Published on June 24th, 2017 | by Ann Rickard0
Barging In France
On board Panache, one of European Waterways’ luxury barges that ply the many waterways of Europe, it’s all about choices.
Should I sit in the elegant lounge with its timber floors, leather sofas and floral displays and just gaze out at the French countryside from the large surrounding windows? Sounds good – this is a slow-moving cruise in France and doing absolutely nothing is encouraged. But there is much going on outside.
As Panache glides along the Canal du Nord towards Picardy and Chantilly to moor at towns with names thrilling to us – Pont Ste-Maxence, Auvers-sur-Oise, Chatou – we know we should be out on the deck watching the gentle action on the riverbanks.
So out we go as we pass small towns and charming villages in between stretches of verdant forest where the trees bend and skim their leafy skirts on the water.
Then there are the locks to go through, nobody wants to miss out on that as the long, sleek barge slowly enters the lock and Judith, our expert deckhand, jumps off the barge as nimble as a mountain goat, to do all sorts of boaty things with ropes and bollards.
All this, and it’s only 11 in the morning and there is much promise for the afternoon. We have slept deeply in our spacious cabin with its big bed and gleaming bathroom stocked with L’Occitane products)
At around 11.30am when someone suggests it might not be too early to take a modest libation from the open bar, a few encouraging nods give the answer.
European Waterways’ barges have a 24-hour open bar policy.

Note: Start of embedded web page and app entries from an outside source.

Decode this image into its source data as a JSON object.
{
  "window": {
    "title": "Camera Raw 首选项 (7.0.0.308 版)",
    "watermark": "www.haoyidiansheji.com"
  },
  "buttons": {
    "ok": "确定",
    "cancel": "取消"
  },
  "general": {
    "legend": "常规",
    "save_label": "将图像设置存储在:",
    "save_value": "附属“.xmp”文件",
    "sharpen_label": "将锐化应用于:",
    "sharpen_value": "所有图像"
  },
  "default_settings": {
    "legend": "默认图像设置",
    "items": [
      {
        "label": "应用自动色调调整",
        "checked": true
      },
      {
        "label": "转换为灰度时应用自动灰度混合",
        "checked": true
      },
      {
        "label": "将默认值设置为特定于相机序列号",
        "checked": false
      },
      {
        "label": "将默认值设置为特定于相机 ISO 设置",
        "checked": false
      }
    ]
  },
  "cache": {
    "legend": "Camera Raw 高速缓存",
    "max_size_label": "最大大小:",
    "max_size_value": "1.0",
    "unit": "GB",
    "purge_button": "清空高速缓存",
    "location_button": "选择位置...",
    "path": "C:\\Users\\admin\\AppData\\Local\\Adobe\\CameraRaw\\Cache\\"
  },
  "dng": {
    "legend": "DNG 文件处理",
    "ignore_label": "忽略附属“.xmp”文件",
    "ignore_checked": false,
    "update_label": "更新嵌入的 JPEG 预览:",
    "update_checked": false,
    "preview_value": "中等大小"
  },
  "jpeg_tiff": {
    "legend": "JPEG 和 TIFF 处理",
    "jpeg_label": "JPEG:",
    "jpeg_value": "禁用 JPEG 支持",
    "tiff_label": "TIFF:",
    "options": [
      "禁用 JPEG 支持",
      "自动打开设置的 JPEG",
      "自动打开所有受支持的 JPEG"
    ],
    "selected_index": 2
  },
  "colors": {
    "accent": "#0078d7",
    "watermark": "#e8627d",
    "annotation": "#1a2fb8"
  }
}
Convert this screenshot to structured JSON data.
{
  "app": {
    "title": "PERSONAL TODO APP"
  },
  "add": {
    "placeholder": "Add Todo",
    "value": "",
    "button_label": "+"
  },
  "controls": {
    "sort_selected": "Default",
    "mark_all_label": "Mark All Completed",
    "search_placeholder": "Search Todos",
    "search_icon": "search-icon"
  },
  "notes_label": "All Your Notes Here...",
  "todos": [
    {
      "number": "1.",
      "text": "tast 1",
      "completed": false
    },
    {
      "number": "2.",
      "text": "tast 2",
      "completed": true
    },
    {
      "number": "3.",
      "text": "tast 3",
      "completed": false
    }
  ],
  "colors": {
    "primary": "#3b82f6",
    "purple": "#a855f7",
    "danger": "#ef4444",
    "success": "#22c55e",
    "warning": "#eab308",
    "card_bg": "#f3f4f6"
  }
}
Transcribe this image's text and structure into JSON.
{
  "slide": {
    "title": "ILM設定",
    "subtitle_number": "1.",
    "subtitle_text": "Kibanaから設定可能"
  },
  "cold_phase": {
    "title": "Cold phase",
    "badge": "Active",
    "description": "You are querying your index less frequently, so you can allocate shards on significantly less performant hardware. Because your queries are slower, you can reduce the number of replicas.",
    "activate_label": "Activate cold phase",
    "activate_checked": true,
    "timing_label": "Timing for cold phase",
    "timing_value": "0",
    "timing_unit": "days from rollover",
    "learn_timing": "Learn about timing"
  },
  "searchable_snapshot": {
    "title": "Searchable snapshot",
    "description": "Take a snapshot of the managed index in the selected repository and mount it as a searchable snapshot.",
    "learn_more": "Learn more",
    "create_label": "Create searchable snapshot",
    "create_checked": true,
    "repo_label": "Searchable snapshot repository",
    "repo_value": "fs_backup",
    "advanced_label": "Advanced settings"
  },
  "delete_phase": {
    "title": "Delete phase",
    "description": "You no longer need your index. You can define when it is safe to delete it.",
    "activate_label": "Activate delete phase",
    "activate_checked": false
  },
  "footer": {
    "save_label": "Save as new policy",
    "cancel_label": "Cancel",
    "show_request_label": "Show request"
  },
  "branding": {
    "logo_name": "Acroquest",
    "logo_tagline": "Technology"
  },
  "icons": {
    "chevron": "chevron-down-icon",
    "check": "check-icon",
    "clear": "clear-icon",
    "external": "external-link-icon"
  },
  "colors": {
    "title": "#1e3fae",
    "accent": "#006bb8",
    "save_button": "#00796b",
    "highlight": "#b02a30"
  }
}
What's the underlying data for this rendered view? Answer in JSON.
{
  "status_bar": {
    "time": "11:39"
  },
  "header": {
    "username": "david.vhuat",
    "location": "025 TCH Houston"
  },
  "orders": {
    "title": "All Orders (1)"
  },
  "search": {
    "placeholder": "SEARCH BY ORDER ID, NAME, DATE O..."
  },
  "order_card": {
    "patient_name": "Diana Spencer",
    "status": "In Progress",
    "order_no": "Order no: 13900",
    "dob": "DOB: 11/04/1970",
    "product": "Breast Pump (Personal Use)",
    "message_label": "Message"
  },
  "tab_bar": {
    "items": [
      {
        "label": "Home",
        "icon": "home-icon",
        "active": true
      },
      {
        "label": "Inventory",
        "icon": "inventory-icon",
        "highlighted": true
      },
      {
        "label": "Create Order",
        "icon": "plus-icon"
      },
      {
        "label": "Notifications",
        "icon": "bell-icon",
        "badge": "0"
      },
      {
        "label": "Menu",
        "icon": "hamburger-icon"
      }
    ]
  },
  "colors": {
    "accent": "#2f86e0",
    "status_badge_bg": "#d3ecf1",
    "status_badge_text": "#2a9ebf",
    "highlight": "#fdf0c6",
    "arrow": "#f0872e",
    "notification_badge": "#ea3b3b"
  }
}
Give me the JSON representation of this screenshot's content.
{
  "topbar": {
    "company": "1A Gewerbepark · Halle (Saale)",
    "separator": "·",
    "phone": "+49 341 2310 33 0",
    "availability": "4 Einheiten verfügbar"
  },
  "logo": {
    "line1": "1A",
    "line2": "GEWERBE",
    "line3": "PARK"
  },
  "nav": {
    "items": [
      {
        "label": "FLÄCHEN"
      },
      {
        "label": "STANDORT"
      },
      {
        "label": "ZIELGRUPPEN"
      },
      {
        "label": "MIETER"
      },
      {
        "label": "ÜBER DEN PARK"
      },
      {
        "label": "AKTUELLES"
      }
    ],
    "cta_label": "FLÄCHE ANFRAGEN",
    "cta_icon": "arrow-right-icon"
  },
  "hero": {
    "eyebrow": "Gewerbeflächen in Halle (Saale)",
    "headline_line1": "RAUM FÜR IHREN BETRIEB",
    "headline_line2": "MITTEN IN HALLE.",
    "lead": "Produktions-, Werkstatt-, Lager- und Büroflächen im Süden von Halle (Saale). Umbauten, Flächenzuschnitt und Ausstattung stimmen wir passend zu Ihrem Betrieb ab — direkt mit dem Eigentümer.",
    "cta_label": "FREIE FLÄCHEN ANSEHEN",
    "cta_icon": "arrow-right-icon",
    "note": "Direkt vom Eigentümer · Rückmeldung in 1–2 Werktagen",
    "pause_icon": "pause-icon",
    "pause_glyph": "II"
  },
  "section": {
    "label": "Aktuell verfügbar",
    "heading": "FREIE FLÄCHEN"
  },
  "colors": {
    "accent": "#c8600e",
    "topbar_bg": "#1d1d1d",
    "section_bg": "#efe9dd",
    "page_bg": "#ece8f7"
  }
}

A discreet prowl through Panache’s liquor shelves proves they do not hold back on giving you the good stuff.
Just as a small G&T is making its way to the lips, out comes Chef Oli to tell us he will be making a duck salad for lunch, and we all look to the dining table with its gleaming glassware, and probably think the same thing: this is the life we deserve.
Panache can take 12 guests and has six crew to look after them. Pleasing indeed.
All the crew seem to have mistaken us for visiting royalty.
“Can I get you anything?” is a constant cry from stewards Daisy or Caroline and we all respond with “no, we’re fine, but…..maybe a coffee or another G&T”…and it is delivered within minutes.
Daisy and Caroline have extraordinary wine knowledge and they impart it with modest grace at each meal as they present exquisite local wines, carefully matched to Chef Oli’s food. The cheese, an important component of every French meal is given as much detailed consideration as the wine. We have eaten a pungent Langres, a Sainte-Maue-de-Touraine and ash-washed goat cheese, and been given their regional stories in interesting narrative all of which I’m having difficulty recalling now – another G&T had been offered.
Panache is just one of many luxury barges in European Waterways’ fleet, others include the grand Renaissance and Anjodi (made famous by Rick Stein in his French Odyssey series.)
These hotel barges all have a long history of working barges, and have now been lavishly refurbished to ensure comfort and indulgence as they cruise some of France’s most desirable regions: Gascony, Bordeaux, Canal du Midi, Champagne, Burgundy, Loire Valley, Bordeaux, Alsace. Other barges in the fleet cruise the waterways of Scotland, Ireland, Holland and Italy.
Our Panache cruise has taken us to Picardy where the shore excursions have included visits to Monet’s Gardens in Giverny, to Auvers where we walked in the footsteps of Van Gogh during his last days of life, and then to Chateau de Malmaison, the chateau Napoleon bought for Josephine, and finally to cruise along in the Seine in Paris for dinner on board beneath the Eiffel Tower.